**TASK INSTRUCTIONS:** Scan the records for the string "foreground"; copy each line where it occurs.

----- DATA LISTING

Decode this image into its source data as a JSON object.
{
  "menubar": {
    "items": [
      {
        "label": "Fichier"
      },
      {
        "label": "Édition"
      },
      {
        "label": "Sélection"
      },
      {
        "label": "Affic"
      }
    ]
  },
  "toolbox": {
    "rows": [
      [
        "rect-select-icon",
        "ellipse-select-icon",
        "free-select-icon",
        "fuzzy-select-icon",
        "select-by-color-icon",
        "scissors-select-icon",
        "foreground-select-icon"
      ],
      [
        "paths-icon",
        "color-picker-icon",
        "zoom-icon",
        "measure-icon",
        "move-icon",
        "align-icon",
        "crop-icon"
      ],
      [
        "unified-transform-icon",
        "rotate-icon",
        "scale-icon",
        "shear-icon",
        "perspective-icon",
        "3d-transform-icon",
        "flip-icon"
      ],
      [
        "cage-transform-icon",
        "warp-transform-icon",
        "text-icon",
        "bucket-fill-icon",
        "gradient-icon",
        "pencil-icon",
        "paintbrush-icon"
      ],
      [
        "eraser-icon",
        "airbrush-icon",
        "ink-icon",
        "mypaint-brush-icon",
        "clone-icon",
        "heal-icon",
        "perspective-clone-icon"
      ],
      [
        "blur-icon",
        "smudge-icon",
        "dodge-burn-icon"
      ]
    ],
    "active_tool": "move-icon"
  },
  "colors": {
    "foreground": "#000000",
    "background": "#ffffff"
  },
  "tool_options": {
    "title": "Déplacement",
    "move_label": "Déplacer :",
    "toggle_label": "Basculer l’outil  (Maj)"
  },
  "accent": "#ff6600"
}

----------

**OUTPUT BELOW:**
        "foreground-select-icon"
    "foreground": "#000000",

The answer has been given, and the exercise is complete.